Nolapan Kaewkarn, who has a small shop in the city, said she desperately wanted Thaksin to return to Thailand. ”He does what he says,” she said. As for the idea of red shirts as paid rabble-rousers, ”that’s just a big lie”.
Thitinan Pongsudhirak, a respected Thai political scientist now based at Stanford, said that although it was likely Thaksin had provided some funds for the month-long rally, the red shirts were becoming increasingly adept at raising money.
”Given the close relationship between Thaksin and the [United Front for Democracy Against Dictatorship] leaders from the outset, it would be surprising if Thaksin provides no funds at all,” he said. ”On the other hand, there have been growing organic fund-raising efforts among the reds’ rank and file. To pin down numbers from Thaksin’s pocket would require substantiation. A significant portion, if not the bulk, of his family wealth has been confiscated or is still in legal limbo.” Thitinan said the highly volatile political atmosphere required flexibility from the government. ”Opponents need to consider and accommodate some of the red shirts’ grievances on their own merits without the catch-all fixation with Thaksin’s corruption and money, for Thailand to have peace and reconciliation.”
Funds had come from red-shirt sympathisers, insisted Weng Tajirakarn, one of the four senior red-shirt leaders. ”We must be very, very careful about the contribution of Mr Thaksin,” he told the Herald. ”He supports us, yes, with speechmaking. But that’s all.”
The movement’s finances rested largely on donations, Weng said, which ranged from about 400,000 baht a day to 1.1 million baht a day. ”It’s self sufficient,” he said. ”There’s no money coming from overseas.”
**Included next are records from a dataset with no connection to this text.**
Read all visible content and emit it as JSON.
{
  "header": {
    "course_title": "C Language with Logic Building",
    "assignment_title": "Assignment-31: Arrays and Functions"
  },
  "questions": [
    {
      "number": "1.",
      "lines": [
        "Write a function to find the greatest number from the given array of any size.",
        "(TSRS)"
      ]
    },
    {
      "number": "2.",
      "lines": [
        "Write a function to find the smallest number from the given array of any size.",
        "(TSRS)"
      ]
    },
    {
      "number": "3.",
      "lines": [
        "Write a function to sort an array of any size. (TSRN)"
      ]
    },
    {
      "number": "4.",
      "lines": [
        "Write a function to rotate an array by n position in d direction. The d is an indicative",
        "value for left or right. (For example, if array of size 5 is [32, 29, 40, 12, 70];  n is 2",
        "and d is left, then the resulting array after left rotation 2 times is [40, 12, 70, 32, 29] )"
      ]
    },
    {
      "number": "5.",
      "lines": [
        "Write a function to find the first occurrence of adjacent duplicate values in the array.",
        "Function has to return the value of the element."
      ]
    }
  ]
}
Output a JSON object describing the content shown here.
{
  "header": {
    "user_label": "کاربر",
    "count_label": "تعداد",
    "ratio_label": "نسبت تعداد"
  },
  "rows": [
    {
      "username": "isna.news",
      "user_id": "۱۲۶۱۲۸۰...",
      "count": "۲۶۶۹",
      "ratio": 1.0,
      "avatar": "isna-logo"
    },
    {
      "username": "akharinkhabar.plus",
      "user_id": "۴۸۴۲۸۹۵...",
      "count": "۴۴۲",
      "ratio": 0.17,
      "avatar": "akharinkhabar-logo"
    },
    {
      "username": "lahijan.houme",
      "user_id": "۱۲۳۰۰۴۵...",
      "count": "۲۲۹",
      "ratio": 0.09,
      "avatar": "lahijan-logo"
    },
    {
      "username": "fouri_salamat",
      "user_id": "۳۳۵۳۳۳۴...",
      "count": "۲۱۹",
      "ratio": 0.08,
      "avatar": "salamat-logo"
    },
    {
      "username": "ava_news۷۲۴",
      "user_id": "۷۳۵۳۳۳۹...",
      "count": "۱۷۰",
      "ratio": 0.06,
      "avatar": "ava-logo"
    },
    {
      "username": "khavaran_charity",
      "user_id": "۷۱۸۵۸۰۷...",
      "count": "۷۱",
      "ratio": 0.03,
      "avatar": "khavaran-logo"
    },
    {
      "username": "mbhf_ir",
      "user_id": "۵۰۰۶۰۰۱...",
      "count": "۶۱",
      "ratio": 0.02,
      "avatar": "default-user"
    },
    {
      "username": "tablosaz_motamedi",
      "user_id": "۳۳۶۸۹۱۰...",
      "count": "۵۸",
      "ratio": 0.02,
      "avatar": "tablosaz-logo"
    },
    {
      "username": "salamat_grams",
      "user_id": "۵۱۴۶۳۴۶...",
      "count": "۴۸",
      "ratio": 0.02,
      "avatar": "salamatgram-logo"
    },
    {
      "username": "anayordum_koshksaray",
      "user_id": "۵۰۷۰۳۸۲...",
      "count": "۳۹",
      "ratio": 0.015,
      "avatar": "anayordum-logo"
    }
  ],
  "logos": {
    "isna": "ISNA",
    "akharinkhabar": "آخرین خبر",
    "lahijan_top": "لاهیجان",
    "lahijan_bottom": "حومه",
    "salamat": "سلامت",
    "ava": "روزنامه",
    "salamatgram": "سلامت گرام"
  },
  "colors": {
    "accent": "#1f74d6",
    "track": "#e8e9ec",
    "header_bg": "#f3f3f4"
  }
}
The protesters, he said, were using metropolitan water from hydrants, and electricity from the grid. ”And we don’t pay for hotels,” he added, gesturing at the tarmac. The stage and sound system had required some outlay of funds, but only in the beginning. ”A lot of people bring food for us, every day in the morning, at lunchtime and at night. It’s because our struggle is a right cause.”
Meanwhile, Thaksin has been floating around the world on his various passports, seen in Sweden, Russia and recently, apparently, in the South Pacific. The 60-year-old misses Thailand, but has not sent a message on his Twitter page since April 11, about the time a burst of violence at a red-shirt rally site left 23 people dead and hundreds injured. His broadcasts to the faithful have decreased in number recently. Still, in a Twitter message, he denied rumours that he had been heard less often because he was unwell.
”I am not sick, I am healthy,” he said, ”but I want the stage to be a stage for fighting democracy and justice.”
Dan Oakes reports: Speculation is mounting that Thaksin might be planning to use Fiji as his new base. Sources in Thailand have told the Herald Thaksin is either in or en route to Fiji, which does not have an extradition treaty with Thailand.